------ Information given ------

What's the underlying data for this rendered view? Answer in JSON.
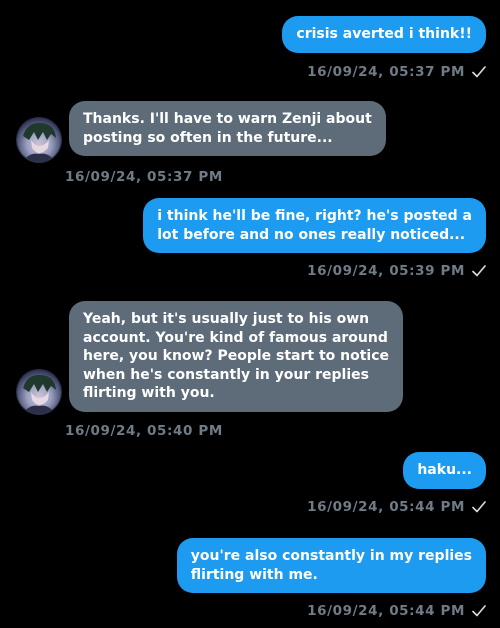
{
  "messages": [
    {
      "direction": "out",
      "text": "crisis averted i think!!",
      "timestamp": "16/09/24, 05:37 PM",
      "status": "read"
    },
    {
      "direction": "in",
      "text": "Thanks. I'll have to warn Zenji about\nposting so often in the future...",
      "timestamp": "16/09/24, 05:37 PM"
    },
    {
      "direction": "out",
      "text": "i think he'll be fine, right? he's posted a\nlot before and no ones really noticed...",
      "timestamp": "16/09/24, 05:39 PM",
      "status": "read"
    },
    {
      "direction": "in",
      "text": "Yeah, but it's usually just to his own\naccount. You're kind of famous around\nhere, you know? People start to notice\nwhen he's constantly in your replies\nflirting with you.",
      "timestamp": "16/09/24, 05:40 PM"
    },
    {
      "direction": "out",
      "text": "haku...",
      "timestamp": "16/09/24, 05:44 PM",
      "status": "read"
    },
    {
      "direction": "out",
      "text": "you're also constantly in my replies\nflirting with me.",
      "timestamp": "16/09/24, 05:44 PM",
      "status": "read"
    }
  ],
  "colors": {
    "outgoing_bubble": "#1d9bf0",
    "incoming_bubble": "#5e6c79",
    "timestamp": "#6f7b86",
    "background": "#000000"
  },
  "icons": {
    "read_receipt": "check-icon",
    "contact_avatar": "avatar"
  }
}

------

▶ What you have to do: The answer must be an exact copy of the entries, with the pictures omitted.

▶ Output for this exercise:
What's the underlying data for this rendered view? Answer in JSON.
{
  "messages": [
    {
      "direction": "out",
      "text": "crisis averted i think!!",
      "timestamp": "16/09/24, 05:37 PM",
      "status": "read"
    },
    {
      "direction": "in",
      "text": "Thanks. I'll have to warn Zenji about\nposting so often in the future...",
      "timestamp": "16/09/24, 05:37 PM"
    },
    {
      "direction": "out",
      "text": "i think he'll be fine, right? he's posted a\nlot before and no ones really noticed...",
      "timestamp": "16/09/24, 05:39 PM",
      "status": "read"
    },
    {
      "direction": "in",
      "text": "Yeah, but it's usually just to his own\naccount. You're kind of famous around\nhere, you know? People start to notice\nwhen he's constantly in your replies\nflirting with you.",
      "timestamp": "16/09/24, 05:40 PM"
    },
    {
      "direction": "out",
      "text": "haku...",
      "timestamp": "16/09/24, 05:44 PM",
      "status": "read"
    },
    {
      "direction": "out",
      "text": "you're also constantly in my replies\nflirting with me.",
      "timestamp": "16/09/24, 05:44 PM",
      "status": "read"
    }
  ],
  "colors": {
    "outgoing_bubble": "#1d9bf0",
    "incoming_bubble": "#5e6c79",
    "timestamp": "#6f7b86",
    "background": "#000000"
  },
  "icons": {
    "read_receipt": "check-icon",
    "contact_avatar": "avatar"
  }
}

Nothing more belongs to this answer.